Boil a pot of water and cook the pasta.
Mix, serve, enjoy!
The Malay name means flavoured meat, and traditionally goat’s meat was used in this, a more strongly flavoured meat, but this recipe called for lamb.
The lamb was rich enough for me, I wonder at how strong it would be with the goat. Will have to try it eventually, but I love it with the lamb. The flavour was intense and powerful and as you swallowed and it hit the back of your palette it gives you another burst of flavour. My favourite savoury dish out of the two created so far. Having said that something I’ve not made (because we have it regularly with the Clan) Bobotie, is still my favourite Traditional South African Dish so far.
15ml sunflower oil
2 cloves crushed garlic
2 large onions, sliced
10ml white sugar
1kg stewing lamb
4 whole cloves
4 all spice berries
2 bay leaves
2ml grated nutmeg
2ml tamarind seeds soaked in 125ml water
Heat oil in a large saucepan and sauté the garlic, onions and sugar for approximately 5 minutes until onions are transparent.
Remove the mixture from the saucepan and set aside.
Brown the meat in the same saucepan, add the onion mixture, cloves, allspice, bay leaves, salt, pepper, nutmeg and water.
Simmer covered for 1.5hours.

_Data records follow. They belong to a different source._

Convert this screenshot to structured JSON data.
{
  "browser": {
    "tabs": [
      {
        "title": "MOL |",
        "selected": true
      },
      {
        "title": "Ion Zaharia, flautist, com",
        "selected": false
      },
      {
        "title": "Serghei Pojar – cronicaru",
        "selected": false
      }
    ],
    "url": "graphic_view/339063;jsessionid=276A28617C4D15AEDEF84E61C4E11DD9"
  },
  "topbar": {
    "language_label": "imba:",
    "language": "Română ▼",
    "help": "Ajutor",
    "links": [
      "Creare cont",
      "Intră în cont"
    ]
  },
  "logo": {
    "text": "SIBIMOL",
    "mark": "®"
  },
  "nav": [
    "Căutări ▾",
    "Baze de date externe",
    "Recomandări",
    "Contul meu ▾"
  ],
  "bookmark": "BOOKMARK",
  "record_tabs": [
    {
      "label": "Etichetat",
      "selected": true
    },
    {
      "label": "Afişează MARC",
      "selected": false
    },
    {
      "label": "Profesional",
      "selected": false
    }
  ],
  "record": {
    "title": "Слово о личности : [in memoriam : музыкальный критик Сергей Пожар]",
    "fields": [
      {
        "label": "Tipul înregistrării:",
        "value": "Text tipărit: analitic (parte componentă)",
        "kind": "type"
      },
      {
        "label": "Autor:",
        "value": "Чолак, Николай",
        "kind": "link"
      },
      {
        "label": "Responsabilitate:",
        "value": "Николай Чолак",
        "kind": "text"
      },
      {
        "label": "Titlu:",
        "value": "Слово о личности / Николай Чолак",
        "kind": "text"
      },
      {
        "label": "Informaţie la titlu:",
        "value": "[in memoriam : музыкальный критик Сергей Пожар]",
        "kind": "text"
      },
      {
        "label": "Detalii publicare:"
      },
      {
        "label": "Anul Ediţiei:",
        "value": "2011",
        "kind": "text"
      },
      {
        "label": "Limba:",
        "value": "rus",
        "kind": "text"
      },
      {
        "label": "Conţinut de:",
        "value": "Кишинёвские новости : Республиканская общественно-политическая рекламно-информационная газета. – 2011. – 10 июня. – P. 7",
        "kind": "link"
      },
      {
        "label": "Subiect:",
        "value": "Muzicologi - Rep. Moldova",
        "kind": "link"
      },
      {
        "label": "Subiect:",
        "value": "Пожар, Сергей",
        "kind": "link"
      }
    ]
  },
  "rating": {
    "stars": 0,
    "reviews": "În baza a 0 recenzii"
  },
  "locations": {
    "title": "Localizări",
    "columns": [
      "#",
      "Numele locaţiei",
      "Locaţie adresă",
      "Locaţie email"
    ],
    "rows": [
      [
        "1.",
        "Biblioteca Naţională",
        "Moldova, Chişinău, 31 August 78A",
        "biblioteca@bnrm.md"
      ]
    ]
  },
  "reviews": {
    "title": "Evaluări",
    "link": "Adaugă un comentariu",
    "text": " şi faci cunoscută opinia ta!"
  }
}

Strain the tamarind water discard seeds and add to stew.
Simmer for another 15 minutes.
Serve – suggestion boiled potatoes.